Young, hale, and well-clad, he might have been a gentleman travelling for pleasure ; he might have owned the vessel on which he stood; or he might have come with the prospect of carving his fortune in the western world. He was in the latter case—an adventurer; and there he stood.
The arrival of the extension-line high-pressure steam tow-boat Dandy Jim, puffing volumes of steam in fierce roars through a trumpet-shaped funnel, scarcely distracted his attention until a loud voice hailed the captain of the ship :
“Well, bos ! how are you this time?" “How are you, old horse ?"
“ First-rate, old fellow. Bin blowin' pretty considerable where you bin, I expect ?”
“ Well-we had a few sneezers-carried away some lumber.”
Night closed in almost directly, and there was barely light sufficient to display the pilot-station as the ship passed. Amongst the
persons who came on board the ship, on her passage up the river with the aid of the steamer, was a tall, smooth-faced individual, with long hair like a boy, but with everything in his expression to contradict the juvenility which his apparel attempted ; and particularly a remarkably ironical, almost sinister expression about the corners of his small black eye, which might be the result of climate, or might indicate a naturally sarcastic disposition. The person first mentioned, who answered to the name of Godfrey Selborne, had found sufficient interest in the appearance of the river to induce him to resume his station on deck next morning ; and he stood looking out as before, when he was startled by a harsh voice at his elbow, which addressed him in these words :

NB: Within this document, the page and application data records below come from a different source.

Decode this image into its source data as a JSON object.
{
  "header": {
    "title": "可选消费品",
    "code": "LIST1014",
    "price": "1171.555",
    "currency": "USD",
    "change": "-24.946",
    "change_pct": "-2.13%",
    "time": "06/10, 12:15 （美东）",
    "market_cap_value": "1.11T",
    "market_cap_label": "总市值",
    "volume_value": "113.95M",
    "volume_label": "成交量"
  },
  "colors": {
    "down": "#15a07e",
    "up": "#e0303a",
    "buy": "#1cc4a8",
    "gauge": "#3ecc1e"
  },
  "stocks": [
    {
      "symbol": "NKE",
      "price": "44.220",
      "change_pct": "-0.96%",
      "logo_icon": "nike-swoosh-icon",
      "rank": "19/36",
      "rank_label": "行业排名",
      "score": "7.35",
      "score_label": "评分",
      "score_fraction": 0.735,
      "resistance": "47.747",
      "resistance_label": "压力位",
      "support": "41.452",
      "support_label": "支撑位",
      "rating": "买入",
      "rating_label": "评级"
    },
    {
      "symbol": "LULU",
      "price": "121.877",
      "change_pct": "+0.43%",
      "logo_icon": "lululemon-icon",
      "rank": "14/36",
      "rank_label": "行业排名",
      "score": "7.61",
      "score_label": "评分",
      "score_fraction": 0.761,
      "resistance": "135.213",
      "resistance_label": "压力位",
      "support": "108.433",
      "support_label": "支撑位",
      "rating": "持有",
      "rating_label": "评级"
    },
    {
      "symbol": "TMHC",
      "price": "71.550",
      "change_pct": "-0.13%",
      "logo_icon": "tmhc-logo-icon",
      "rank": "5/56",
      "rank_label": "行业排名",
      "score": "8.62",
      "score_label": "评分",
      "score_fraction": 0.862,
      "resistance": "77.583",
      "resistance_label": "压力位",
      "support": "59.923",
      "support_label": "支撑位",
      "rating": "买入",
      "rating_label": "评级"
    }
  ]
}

“Well, stranger, you're from the old country, I reckon ?"
Selborne turned round, and beheld the person we have partially described. Under the impression that this address was an intrusion on his privacy, he replied drily, and with an inquiring glance as if to say, Who the d-l are you? “I am, sir.”
“Well, sir,” responded his new acquaintance, “you breathe the air of freedom now.”
Yes, if the atmosphere of the United States deserves the title exclusively, I suppose we do.”
“You hain't got such a river as this in your country, I expect ?"
“ No," replied Selborne, “I understand there is not its equal in the world.”
This answer apparently gratified the stranger gentleman. He paused, and shifted his plug of tobacco to the other side of his mouth, and resumed.
« This is the father of waters.' An amazing sight of produce comes down here.”
“I do not doubt it,” replied the Englishman. “Indeed, from all I can hear, the city above would be one of the largest commercial cities in the world, but for the sickness in it."
“ 'Tain't sickly."
“No ? then I have been misinformed. I have always learnt that the epidemics carry off great numbers, and cause business to be entirely suspended during the summer.”
“Why, a stranger is bound to go through the acclimating process, any how; but the creoles of the place are hearty ; they never die." “How is that?" said Godfrey.
Why, they dry up and blow away.”. “Oh, that is the way, is it?” said Selborne, with a half smile.
“We are a great people,” continued his new friend; some,
“Well, allowing that, you must admit that we have some enterprise in England."
“ The British,” said he, “ take things mighty easy. It's a long time before they take up an idea, and as long again before they act on it. They creep along slow, like a cockroach with its legs cut off. They don't fire up as we do. They are always making laws in one house to be
we go ahead
I tell you.